Exercise directions ->
Could you show all lines in the entries below that contain the string "name"?

Input data ->

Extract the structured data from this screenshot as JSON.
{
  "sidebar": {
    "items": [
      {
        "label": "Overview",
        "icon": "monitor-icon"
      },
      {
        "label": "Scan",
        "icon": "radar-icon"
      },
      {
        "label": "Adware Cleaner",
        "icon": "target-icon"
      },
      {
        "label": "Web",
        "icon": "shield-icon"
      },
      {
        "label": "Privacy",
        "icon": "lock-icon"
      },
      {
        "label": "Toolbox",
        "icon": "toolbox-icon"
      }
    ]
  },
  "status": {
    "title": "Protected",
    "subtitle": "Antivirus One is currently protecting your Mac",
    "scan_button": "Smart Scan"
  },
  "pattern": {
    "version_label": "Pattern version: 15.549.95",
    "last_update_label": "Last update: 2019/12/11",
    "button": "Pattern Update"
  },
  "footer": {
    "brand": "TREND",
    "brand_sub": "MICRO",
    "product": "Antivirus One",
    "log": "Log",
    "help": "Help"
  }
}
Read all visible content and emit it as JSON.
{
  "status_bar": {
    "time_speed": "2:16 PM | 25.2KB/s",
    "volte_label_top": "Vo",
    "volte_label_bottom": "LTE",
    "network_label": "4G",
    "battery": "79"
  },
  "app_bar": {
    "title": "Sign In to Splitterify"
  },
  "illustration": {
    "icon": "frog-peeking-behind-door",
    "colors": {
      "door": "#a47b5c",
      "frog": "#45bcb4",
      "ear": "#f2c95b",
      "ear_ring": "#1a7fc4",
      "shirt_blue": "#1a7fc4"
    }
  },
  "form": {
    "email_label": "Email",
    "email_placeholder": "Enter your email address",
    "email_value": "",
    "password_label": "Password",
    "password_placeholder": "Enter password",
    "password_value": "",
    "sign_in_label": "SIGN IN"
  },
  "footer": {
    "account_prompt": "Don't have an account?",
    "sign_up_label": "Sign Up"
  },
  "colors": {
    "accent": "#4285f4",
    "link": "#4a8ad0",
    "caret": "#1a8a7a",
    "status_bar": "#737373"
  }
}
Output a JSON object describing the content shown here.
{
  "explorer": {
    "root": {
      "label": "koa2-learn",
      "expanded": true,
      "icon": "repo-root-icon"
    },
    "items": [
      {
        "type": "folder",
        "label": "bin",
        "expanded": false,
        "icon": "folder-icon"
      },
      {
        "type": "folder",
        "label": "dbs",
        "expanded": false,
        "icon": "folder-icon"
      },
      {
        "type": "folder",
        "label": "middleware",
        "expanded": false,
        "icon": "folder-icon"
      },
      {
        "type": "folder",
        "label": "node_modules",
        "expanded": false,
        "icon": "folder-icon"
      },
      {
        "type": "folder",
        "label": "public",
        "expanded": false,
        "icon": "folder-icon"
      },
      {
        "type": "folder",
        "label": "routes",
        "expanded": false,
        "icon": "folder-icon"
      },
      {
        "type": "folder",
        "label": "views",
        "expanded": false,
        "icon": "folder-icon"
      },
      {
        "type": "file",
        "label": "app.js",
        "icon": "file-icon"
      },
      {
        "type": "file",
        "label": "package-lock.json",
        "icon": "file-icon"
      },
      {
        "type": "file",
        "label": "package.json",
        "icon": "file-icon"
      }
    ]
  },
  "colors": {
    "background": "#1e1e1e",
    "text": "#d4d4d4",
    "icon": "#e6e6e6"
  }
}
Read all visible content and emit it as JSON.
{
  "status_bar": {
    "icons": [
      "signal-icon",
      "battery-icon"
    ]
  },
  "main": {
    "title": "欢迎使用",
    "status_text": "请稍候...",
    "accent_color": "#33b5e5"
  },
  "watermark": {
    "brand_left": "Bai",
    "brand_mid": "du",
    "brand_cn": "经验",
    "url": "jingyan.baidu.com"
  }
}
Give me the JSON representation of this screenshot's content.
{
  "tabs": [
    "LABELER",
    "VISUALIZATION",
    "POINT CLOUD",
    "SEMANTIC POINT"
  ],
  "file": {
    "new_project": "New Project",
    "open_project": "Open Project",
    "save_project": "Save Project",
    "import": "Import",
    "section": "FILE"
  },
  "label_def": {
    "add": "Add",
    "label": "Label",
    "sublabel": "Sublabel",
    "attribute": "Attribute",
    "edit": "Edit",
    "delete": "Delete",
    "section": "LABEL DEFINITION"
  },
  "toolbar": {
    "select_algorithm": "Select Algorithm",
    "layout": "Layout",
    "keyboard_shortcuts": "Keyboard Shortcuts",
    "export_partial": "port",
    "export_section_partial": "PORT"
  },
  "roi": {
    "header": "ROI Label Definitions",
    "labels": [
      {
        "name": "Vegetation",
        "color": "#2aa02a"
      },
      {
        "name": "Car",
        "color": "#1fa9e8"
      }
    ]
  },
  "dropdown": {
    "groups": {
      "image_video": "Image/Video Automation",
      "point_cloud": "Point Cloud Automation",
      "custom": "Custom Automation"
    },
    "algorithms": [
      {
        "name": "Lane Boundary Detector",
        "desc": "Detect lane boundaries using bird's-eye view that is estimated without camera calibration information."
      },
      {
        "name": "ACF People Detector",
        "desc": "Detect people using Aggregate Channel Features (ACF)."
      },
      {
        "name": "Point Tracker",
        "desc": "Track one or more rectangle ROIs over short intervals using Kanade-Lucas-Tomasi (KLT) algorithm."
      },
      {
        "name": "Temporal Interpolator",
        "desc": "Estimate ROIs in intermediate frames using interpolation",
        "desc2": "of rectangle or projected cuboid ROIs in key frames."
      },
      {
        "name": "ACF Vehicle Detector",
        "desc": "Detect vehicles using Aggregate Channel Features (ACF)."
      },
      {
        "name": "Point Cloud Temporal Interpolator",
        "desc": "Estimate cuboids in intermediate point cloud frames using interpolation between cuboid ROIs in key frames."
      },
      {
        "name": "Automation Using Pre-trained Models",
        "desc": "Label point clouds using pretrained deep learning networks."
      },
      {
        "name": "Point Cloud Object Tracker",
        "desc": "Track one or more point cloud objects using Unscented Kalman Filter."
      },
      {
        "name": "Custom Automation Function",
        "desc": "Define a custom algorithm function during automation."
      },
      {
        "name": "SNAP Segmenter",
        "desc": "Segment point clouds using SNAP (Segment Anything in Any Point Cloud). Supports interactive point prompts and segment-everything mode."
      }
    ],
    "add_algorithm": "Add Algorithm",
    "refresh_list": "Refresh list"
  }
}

Solution to this task ->
        "name": "Vegetation",
        "name": "Car",
        "name": "Lane Boundary Detector",
        "name": "ACF People Detector",
        "name": "Point Tracker",
        "name": "Temporal Interpolator",
        "name": "ACF Vehicle Detector",
        "name": "Point Cloud Temporal Interpolator",
        "name": "Automation Using Pre-trained Models",
        "name": "Point Cloud Object Tracker",
        "name": "Custom Automation Function",
        "name": "SNAP Segmenter",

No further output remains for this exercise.